Identify your top attributes. Which of your characteristics or physical features have others consistently praised? What are your personal favorites? Make a list, and don't be modest. Brainstorm creative ways to maintain or improve the items on the list.
I'm a tip hound, so you can find others at PracticalGlamour.org.
How much do entertainment and media influence people's understandings of proper grooming, style and etiquette? Is this good or bad?
I doubt things could get much more depraved in terms of some of the current portrayals of men and women in popular culture. It's like an inverse triangle, where vice is virtue, and the most obscene, mean-spirited behavior is handsomely rewarded. Reality shows are a blur of women dripping in tacky costumes and behaving like atrocious gnomes.
The most unfortunate impact is on young women and men who are forming their identities and don't have alternate models of behavior or style in their home, schools or communities. In other words, nothing to challenge the sleaze. Those who adopt this coarse media model in their lives will face a tougher reality, internally and out in the world. At its core, etiquette is really about demonstrating a positive regard for the environment and people around you. But its greatest gift is what it does to those who practice it. Dignity, whether in grooming, dress or behavior, is transformative, and yields positive rewards in every corner of your life. And it doesn't cost a dime!
Do you have a favorite story involving a client you instructed?
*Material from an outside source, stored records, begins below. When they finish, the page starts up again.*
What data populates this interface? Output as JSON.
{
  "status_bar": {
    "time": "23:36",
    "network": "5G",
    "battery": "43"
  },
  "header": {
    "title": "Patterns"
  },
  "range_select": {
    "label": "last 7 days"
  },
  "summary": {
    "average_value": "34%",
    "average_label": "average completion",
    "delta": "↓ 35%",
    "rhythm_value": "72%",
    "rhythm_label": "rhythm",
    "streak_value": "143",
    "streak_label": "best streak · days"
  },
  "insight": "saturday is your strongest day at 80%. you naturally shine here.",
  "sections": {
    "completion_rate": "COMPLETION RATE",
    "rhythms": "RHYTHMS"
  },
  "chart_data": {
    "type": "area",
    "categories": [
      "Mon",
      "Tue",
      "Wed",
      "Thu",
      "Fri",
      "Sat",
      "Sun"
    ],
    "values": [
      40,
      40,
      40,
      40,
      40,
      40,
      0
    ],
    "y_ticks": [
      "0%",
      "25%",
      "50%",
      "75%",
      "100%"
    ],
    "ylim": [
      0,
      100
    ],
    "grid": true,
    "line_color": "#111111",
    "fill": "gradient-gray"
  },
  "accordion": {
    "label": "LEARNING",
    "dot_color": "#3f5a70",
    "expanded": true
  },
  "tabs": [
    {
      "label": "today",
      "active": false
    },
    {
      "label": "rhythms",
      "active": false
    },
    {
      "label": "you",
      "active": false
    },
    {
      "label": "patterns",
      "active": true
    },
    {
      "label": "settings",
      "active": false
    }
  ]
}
A woman attended a lecture where I talked about people perception and ways to define what I call one's "personal style brand." The information helped initiate some major changes in her look. It started with her hair and her clothes and daisy chained to other aspects of her presentation, which is the beautiful inevitability of this type of self-improvement. She kept in touch, telling me about how her confidence increased, how she carried herself differently, and experienced more ease and pleasure interacting with others. She had tapped into her personal glamour, that ideal projection of her individual spirit. I loved her reports. On a professional level they made me want to get up from my desk and dance a little jig. Actually, I'm pretty sure I did.
Anything else you'd like to add?
The worst is when a man or woman has been told somewhere in their life that they are ugly or not attractive, and they believe it. When I hear something along the lines of, "Oh, I've given up trying to look nice," I cringe, because I know that looking good is largely a function of grooming, personal style and manner. And the rewards of feeling your most attractive and authentic on a daily basis are not to be missed.